Goal of the exercise :: Return the count of lines in the records that include the string "text", and nothing besides it.

=== Material provided ===

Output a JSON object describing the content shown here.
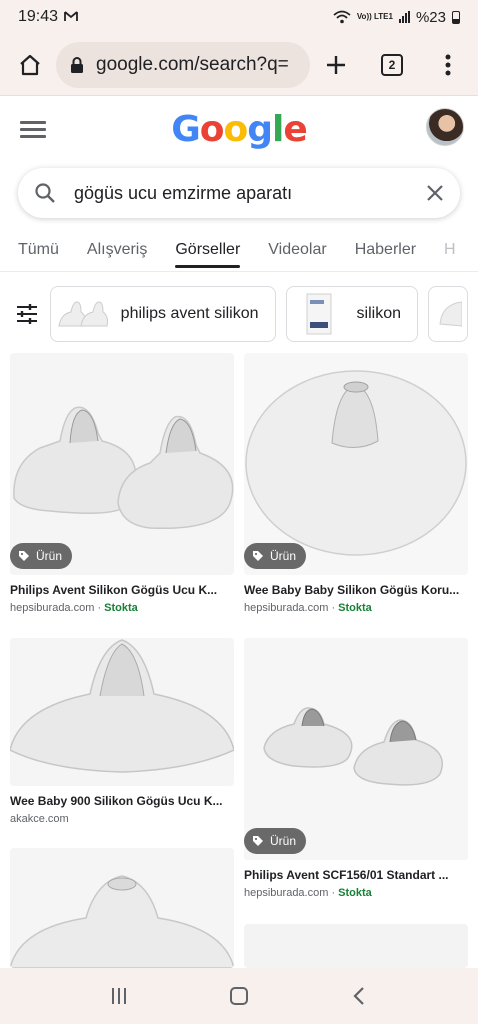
{
  "status": {
    "time": "19:43",
    "mail_icon": "gmail-icon",
    "lte": "Vo)) LTE1",
    "battery": "%23"
  },
  "browser": {
    "url": "google.com/search?q=",
    "tab_count": "2"
  },
  "google": {
    "logo": [
      "G",
      "o",
      "o",
      "g",
      "l",
      "e"
    ],
    "logo_colors": [
      "#4285F4",
      "#EA4335",
      "#FBBC05",
      "#4285F4",
      "#34A853",
      "#EA4335"
    ],
    "query": "gögüs ucu emzirme aparatı"
  },
  "tabs": [
    {
      "label": "Tümü"
    },
    {
      "label": "Alışveriş"
    },
    {
      "label": "Görseller"
    },
    {
      "label": "Videolar"
    },
    {
      "label": "Haberler"
    },
    {
      "label": "H"
    }
  ],
  "chips": [
    {
      "label": "philips avent silikon"
    },
    {
      "label": "silikon"
    }
  ],
  "results": [
    {
      "badge": "Ürün",
      "title": "Philips Avent Silikon Gögüs Ucu K...",
      "source": "hepsiburada.com",
      "stock": "Stokta"
    },
    {
      "badge": "Ürün",
      "title": "Wee Baby Baby Silikon Gögüs Koru...",
      "source": "hepsiburada.com",
      "stock": "Stokta"
    },
    {
      "badge": "",
      "title": "Wee Baby 900 Silikon Gögüs Ucu K...",
      "source": "akakce.com",
      "stock": ""
    },
    {
      "badge": "Ürün",
      "title": "Philips Avent SCF156/01 Standart ...",
      "source": "hepsiburada.com",
      "stock": "Stokta"
    }
  ],
  "colors": {
    "stock": "#188038",
    "browser_bar": "#f7f0ec"
  }
}
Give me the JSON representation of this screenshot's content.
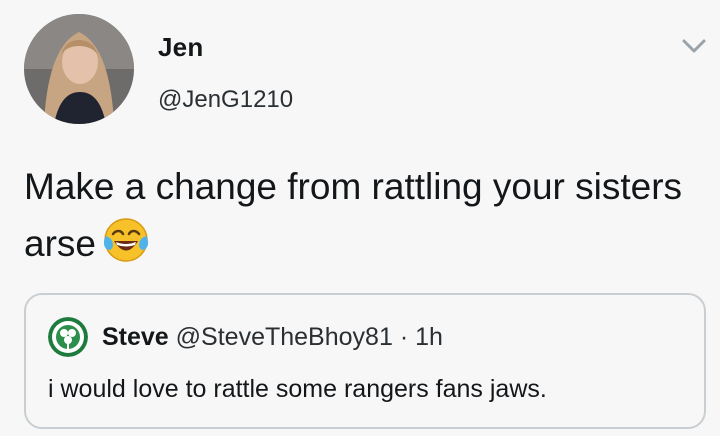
{
  "tweet": {
    "display_name": "Jen",
    "handle": "@JenG1210",
    "text": "Make a change from rattling your sisters arse",
    "emoji": "face-with-tears-of-joy"
  },
  "quoted_tweet": {
    "display_name": "Steve",
    "handle": "@SteveTheBhoy81",
    "separator": "·",
    "time": "1h",
    "text": "i would love to rattle some rangers fans jaws."
  },
  "icons": {
    "menu": "chevron-down-icon",
    "emoji": "tears-of-joy-emoji-icon"
  },
  "colors": {
    "text": "#14171a",
    "secondary": "#2a2f33",
    "border": "#c9ced2",
    "background": "#f7f7f7"
  }
}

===

Answer space :: 3